Thankfully, not all negative racial interactions are as awful as those experienced by Ana, and they tend to be the products of ignorance rather than contempt. “People just assume I’m Mexican,” says Euclides, a Guatemalan first year political science major. “Not everyone from South America is from Mexico. Stereotypes are hurtful,” he explains in his friendly comedic voice. Students believe that more opportunities to get together with each other would help break down any stereotypes and foster real understanding, so the natural waxing and waning of campus clubs on a commuter campus can be problematic. For instance, the LGBTQ club, once quite active, has shifted into a group that has little information and no meetings. “It’s not that people hate gay people, but no one wants to be first to come out to their friends,” explains John. “Everyone assumes that just because you like the same gender, that you must be into everyone in that gender. It can create some awkward situations when many of your friends think that everything you say is innuendo.”

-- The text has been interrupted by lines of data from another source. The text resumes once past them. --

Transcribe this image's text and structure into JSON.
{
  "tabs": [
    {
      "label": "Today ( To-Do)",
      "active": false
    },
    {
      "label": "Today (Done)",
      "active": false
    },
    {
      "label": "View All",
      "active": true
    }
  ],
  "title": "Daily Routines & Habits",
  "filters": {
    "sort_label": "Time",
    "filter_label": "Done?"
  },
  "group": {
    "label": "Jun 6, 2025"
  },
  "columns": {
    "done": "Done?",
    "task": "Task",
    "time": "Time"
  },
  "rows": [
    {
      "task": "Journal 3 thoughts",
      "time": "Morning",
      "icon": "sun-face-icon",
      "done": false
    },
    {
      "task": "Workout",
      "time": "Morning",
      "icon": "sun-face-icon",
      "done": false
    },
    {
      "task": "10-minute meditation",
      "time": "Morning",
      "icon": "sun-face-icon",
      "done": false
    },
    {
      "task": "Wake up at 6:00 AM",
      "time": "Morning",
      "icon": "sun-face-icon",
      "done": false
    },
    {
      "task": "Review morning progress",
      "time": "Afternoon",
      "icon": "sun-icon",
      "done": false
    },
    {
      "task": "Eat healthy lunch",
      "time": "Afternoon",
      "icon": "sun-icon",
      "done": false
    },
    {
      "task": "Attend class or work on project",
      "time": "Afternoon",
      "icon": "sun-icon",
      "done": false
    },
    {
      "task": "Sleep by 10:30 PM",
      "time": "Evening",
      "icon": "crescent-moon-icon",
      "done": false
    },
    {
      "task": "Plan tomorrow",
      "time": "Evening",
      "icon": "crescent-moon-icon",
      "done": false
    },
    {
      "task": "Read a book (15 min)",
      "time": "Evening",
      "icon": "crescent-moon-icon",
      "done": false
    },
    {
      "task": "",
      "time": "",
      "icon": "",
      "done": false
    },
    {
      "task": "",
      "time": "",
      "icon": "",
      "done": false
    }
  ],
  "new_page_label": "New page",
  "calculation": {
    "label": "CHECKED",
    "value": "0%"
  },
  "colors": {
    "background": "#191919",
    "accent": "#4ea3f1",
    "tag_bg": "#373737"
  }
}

Older students have more resources to handle such misunderstandings. As a senior, Steven has lived through profound changes in the campus climate during his eight years here. A proud gay man, Steven has been an active member of the community at Newark Campus through his roles as an Academic Coach and his time working in the Office of Multicultural Affairs. Whether on or off campus, Steven is proud to be who he is and has no qualms expressing himself. “I feel comfortable anywhere I go,” he states. “I am a pretty open person, and I couldn't care less what others think of me. You either like me or you don't; whichever case one chooses is their choice.”

Another senior agrees that, while there are always issues that need improvement, progress has been made as the campus has grown increasingly diverse. Karlos is an African American English major who has been at Newark for four years. The campus environment, he notes, is becoming not only a safe place for each group of students but a more integrated place, as well. “Especially during my first year here, what I noticed was that a lot of African American students tended to pool together during their free time, and a lot of white students or Somali students did that too, pooling with familiar faces, familiar cultures. But lately I’ve been seeing a lot of different ethnicities, even different personalities, integrating more, walking together, talking and laughing together on campus. There is still a lot of pooling...but it’s becoming less so.”

From our interviews, we have come to realize that together, the students at The Ohio State University at Newark aren’t just sitting in classrooms. They are on the front lines of the struggle for equal rights and treatment of everyone around them, no matter where they are from or what the color of their skin or their gender or sexuality. The Ohio State University at Newark is a campus where we students can learn from, embrace, and love each other even though we all come from different backgrounds.

Cultures of Professional Writing Class:
Jessica Carrington
Paul Conningham
Emily Hankinson
Amanda Johnson
Austin McDonald
Chelsea Olms
Katie Waters
Jonathan Wenner
Dr. Elizabeth Weiser